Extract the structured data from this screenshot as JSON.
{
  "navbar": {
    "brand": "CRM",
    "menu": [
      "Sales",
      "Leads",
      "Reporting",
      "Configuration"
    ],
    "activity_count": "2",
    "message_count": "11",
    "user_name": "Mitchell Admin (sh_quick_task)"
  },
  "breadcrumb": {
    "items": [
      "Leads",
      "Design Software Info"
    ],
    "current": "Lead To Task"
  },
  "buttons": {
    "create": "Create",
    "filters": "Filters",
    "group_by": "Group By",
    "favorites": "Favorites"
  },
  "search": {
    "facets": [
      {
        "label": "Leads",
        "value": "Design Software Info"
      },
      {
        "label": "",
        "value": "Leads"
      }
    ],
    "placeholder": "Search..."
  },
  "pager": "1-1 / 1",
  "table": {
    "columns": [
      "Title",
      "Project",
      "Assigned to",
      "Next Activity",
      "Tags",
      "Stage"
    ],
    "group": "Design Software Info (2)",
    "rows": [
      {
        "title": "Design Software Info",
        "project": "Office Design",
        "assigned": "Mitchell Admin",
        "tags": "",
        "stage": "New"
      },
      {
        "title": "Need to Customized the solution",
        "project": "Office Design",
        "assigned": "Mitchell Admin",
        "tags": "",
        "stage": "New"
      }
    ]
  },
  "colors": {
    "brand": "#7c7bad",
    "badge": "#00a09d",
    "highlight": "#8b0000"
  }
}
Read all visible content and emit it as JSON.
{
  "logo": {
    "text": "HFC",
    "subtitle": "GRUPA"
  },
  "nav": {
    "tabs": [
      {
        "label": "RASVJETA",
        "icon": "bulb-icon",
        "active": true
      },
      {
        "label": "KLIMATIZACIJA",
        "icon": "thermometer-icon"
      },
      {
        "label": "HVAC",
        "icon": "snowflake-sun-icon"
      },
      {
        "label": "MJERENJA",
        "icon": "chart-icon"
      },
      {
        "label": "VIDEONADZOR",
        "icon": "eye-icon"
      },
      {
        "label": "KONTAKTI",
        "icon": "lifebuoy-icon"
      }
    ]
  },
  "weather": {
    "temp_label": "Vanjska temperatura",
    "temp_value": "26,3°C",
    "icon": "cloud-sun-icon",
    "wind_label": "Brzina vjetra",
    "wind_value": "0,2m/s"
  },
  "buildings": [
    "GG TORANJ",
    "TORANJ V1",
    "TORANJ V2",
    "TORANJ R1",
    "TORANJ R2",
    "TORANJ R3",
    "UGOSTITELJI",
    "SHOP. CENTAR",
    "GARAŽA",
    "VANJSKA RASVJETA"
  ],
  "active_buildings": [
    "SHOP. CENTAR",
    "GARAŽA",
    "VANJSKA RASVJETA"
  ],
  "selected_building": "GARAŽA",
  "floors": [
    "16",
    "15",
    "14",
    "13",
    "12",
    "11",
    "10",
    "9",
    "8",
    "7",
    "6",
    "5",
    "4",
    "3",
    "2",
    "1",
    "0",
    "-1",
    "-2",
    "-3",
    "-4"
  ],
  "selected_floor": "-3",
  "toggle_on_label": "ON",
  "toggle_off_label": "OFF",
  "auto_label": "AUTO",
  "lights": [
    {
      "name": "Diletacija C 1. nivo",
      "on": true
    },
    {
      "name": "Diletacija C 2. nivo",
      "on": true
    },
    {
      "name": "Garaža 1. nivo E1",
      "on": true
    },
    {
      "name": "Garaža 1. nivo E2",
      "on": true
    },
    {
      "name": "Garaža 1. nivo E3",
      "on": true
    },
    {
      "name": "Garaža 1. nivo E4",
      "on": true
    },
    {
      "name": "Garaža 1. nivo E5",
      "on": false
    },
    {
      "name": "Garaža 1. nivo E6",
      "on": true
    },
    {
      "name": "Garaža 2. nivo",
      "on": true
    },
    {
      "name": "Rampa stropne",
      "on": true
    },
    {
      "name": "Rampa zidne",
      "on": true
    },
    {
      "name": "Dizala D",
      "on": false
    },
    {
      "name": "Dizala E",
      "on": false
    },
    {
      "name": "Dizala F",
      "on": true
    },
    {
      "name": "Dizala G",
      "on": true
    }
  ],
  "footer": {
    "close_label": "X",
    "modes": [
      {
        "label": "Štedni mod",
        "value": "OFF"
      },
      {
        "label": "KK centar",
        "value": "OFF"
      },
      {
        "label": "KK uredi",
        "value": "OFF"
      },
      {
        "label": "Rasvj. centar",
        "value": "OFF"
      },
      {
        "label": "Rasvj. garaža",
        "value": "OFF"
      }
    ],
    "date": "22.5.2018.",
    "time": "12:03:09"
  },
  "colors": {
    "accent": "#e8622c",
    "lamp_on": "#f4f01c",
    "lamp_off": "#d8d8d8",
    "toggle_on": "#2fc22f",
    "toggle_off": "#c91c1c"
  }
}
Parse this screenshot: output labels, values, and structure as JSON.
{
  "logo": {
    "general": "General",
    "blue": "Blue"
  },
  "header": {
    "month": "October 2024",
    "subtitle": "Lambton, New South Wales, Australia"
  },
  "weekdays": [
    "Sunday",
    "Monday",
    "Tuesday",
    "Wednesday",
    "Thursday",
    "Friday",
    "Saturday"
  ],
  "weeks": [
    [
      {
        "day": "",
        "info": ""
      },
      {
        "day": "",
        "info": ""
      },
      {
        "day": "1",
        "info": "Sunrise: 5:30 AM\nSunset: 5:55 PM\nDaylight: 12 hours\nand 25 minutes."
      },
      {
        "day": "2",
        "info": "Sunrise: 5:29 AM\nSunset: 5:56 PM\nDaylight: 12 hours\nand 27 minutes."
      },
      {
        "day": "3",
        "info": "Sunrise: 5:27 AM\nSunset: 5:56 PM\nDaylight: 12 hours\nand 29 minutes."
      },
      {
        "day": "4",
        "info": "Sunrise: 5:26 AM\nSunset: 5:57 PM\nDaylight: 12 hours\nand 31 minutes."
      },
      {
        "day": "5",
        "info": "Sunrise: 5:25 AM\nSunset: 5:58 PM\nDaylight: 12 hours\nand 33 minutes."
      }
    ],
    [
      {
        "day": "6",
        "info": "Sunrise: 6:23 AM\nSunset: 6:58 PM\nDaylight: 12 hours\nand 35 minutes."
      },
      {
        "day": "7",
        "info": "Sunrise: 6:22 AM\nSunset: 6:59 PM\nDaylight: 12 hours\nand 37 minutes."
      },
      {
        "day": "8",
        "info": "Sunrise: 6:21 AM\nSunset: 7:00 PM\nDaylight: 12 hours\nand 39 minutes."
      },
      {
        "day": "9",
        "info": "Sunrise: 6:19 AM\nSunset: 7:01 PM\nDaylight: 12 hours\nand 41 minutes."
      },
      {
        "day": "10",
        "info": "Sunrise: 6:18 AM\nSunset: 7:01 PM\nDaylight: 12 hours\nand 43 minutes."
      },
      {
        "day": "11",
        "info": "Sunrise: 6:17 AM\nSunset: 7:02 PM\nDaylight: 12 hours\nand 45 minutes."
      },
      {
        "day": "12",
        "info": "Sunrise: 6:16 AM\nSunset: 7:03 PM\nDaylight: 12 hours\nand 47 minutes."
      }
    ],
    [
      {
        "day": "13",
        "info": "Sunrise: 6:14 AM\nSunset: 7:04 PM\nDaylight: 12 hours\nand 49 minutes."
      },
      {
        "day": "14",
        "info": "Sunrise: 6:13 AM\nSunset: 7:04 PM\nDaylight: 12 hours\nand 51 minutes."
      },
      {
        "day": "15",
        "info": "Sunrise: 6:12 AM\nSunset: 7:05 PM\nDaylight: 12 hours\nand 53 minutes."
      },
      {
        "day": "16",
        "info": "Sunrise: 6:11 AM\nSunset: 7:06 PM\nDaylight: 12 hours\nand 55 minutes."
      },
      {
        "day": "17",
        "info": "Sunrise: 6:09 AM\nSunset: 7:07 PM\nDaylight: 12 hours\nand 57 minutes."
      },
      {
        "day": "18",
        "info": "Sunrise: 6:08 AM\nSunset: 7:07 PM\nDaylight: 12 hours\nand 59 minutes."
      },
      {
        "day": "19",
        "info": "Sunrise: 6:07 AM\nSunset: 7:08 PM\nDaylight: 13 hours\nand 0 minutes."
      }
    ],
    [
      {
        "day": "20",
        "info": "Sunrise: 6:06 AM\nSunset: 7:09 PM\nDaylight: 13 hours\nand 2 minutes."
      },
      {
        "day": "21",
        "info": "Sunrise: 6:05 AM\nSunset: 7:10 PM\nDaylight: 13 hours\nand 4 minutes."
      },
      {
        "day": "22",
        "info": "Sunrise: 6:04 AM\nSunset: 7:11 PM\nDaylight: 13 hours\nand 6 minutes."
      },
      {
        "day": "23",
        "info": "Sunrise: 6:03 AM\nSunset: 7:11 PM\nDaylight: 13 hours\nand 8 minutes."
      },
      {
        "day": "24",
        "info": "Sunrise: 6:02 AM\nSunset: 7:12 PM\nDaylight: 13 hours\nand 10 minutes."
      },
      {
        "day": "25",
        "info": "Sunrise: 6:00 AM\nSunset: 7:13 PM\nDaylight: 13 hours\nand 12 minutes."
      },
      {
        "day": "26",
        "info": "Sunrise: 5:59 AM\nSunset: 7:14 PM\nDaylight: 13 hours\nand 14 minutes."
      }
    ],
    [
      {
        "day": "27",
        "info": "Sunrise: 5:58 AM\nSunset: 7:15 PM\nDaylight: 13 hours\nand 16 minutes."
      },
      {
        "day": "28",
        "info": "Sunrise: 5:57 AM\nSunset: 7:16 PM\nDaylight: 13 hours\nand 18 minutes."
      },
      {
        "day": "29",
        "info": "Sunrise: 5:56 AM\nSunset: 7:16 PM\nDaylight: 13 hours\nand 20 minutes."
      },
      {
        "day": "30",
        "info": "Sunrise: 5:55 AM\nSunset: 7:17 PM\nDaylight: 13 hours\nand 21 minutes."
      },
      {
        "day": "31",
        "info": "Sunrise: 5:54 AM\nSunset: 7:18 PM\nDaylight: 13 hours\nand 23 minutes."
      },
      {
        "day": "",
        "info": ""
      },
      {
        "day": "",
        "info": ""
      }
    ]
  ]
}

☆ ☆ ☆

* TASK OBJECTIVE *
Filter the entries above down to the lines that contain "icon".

* ANSWER *
        "icon": "bulb-icon",
        "icon": "thermometer-icon"
        "icon": "snowflake-sun-icon"
        "icon": "chart-icon"
        "icon": "eye-icon"
        "icon": "lifebuoy-icon"
    "icon": "cloud-sun-icon",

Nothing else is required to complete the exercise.